USF is set to welcome one of the biggest names the school has seen in quite some time.Nobel Peace Prize winner Archbishop Desmond Tutu will speak tonight at 7 at the Sun Dome. His lecture is titled “No Future Without Forgiveness: An Evening with Archbishop Desmond Tutu.”
Tutu made some of the biggest contributions to ending apartheid, a movement he called “evil and unChristian.” In 1957, he left his teaching job to become a priest. He entered the priesthood of the Anglican Church in 1960.
“At the time when I was born right up to 1994, black people didn’t have the vote,” he said in an interview with the St. Petersburg Times this week. “You were talked about, you were legislated for, (but) you were never really consulted.”
Despite the harsh realities of South Africa during apartheid, Tutu never resorted to violence.
“To some extent, one can call him the Martin Luther King (Jr.) of South Africa,” said Derina Holtzhausen, an associate professor in the School of Mass Communications.She calls Tutu a symbol of forgiveness for the whole world and a real-life role model.

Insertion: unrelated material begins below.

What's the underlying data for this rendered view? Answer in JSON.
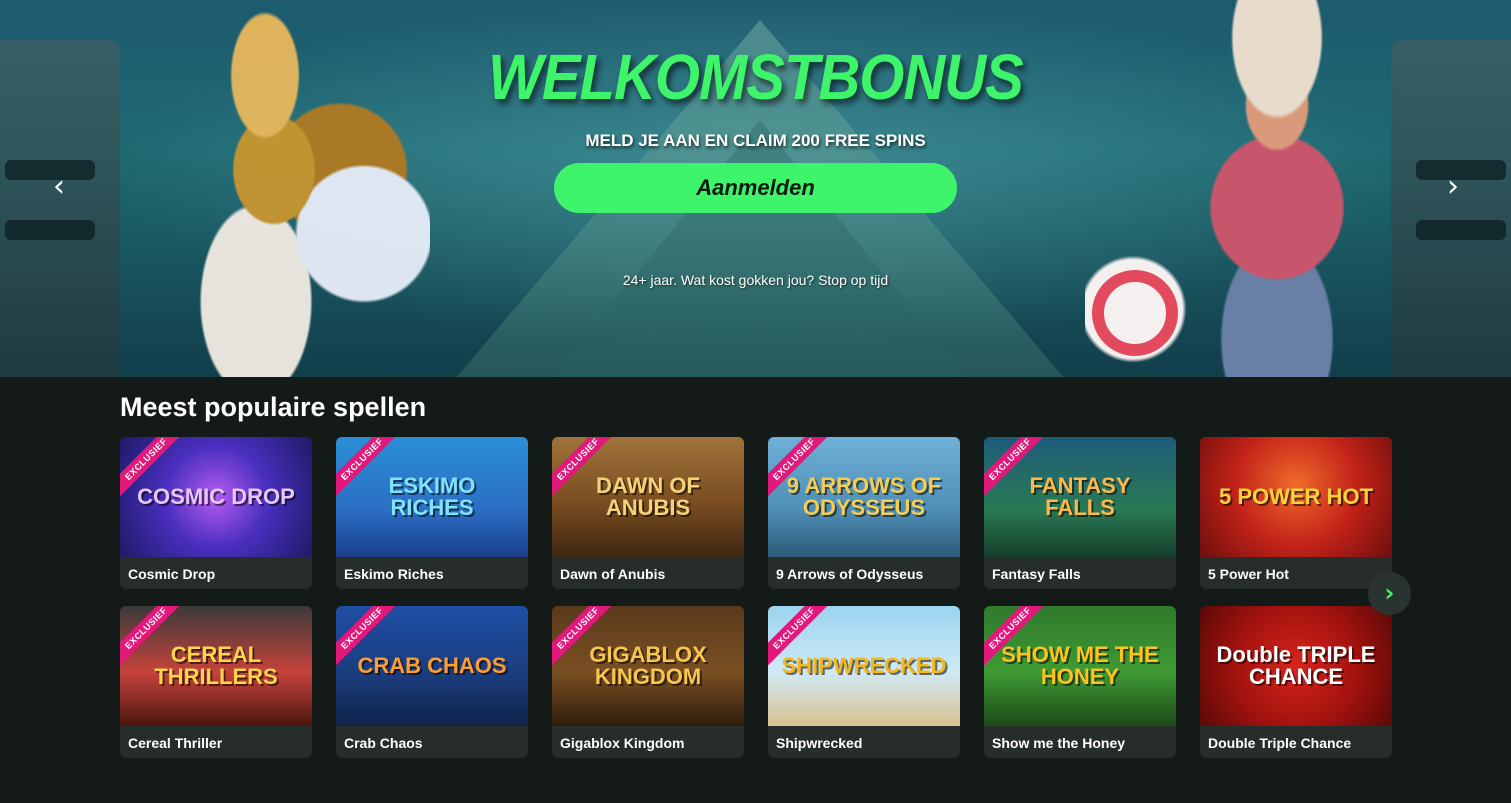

“I think people have learned, and particularly through Bishop Tutu’s example, that the only way to move forward even if you have very deep resentment is to forgive,” Holtzhausen said.Holtzhausen, a South Africa native, lived there until about eight years ago and has previously attended one of Tutu’s lectures.
“It was undoubtedly the most moving experience I’ve ever had,” she said. “(The audience was) so touched and so moved by his love for everybody.”

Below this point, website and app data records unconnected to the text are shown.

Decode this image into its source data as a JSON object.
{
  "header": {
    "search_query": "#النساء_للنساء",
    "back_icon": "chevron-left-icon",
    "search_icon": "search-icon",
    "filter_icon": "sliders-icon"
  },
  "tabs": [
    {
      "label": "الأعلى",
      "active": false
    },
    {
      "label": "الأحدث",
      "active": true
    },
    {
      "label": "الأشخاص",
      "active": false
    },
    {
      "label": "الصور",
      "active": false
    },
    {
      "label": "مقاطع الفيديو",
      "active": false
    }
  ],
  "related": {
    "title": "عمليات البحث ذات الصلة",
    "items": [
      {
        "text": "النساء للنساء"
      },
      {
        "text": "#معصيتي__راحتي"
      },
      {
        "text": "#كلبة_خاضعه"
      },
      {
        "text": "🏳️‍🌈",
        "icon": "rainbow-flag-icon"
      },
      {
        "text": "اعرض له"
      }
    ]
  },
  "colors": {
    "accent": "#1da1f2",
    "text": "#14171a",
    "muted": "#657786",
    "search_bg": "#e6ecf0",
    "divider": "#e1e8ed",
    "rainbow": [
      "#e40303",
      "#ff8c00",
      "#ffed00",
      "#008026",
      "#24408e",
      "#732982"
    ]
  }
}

Although Tutu is a religious leader, Holtzhausen said his lecture was not religious at all.
“I did not hear any religion in the speech that he gave,” she said. “He is of course a religious leader, but he is more of a moral leader. His message is truly humanitarian.”
According to Moreorless.au.com, a Web site that lists profiles of iconic figures, Tutu was tired of the deterioration of education for black students caused by the Bantu Education Act of 1953.
“It just occurred to me that, if the Church would have me, the profession of priest could be a good way of serving my people,” said Tutu, according to the Web site.
In 1975, Tutu was appointed dean of St. Mary’s Cathedral in Johannesburg. He was the first black to hold the position. He was also the first black general secretary of the South African Council of Churches, which he was appointed to in 1978.
In 1984, he was awarded the Nobel Peace Prize for his efforts to stop the apartheid and in recognition of the “courage and heroism shown by black South Africans in their use of peaceful methods in the struggle against apartheid.”
In 1986, Tutu was elected archbishop of Cape Town, becoming the head of the Anglican Church in South Africa. Eight years later he was appointed to chair the Truth and Reconciliation Commission, investigating the previous human rights violations of blacks in South Africa. Tutu took a peaceful approach; he counseled forgiveness.
Tutu relinquished his position as Cape Town archbishop in 1996. He was then named archbishop emeritus and today is a professor of theology at Emory University in Atlanta. He has published several writings, including The Rainbow People of God, Where God Happens and No Future Without Forgiveness, a memoir of this time as chair of the Truth and Reconciliation Commission. Chapter one begins on April 27, 1994, the first day that blacks could vote in South Africa. He was 62 years old.
Archbishop Tutu’s lecture is free and open to the public.
The lecture is sponsored by the University Lecture Series in partnership with the Peace Through Diversity Lecture Series and the Rev. Martin Luther King Jr. Commemorative Celebration Committee.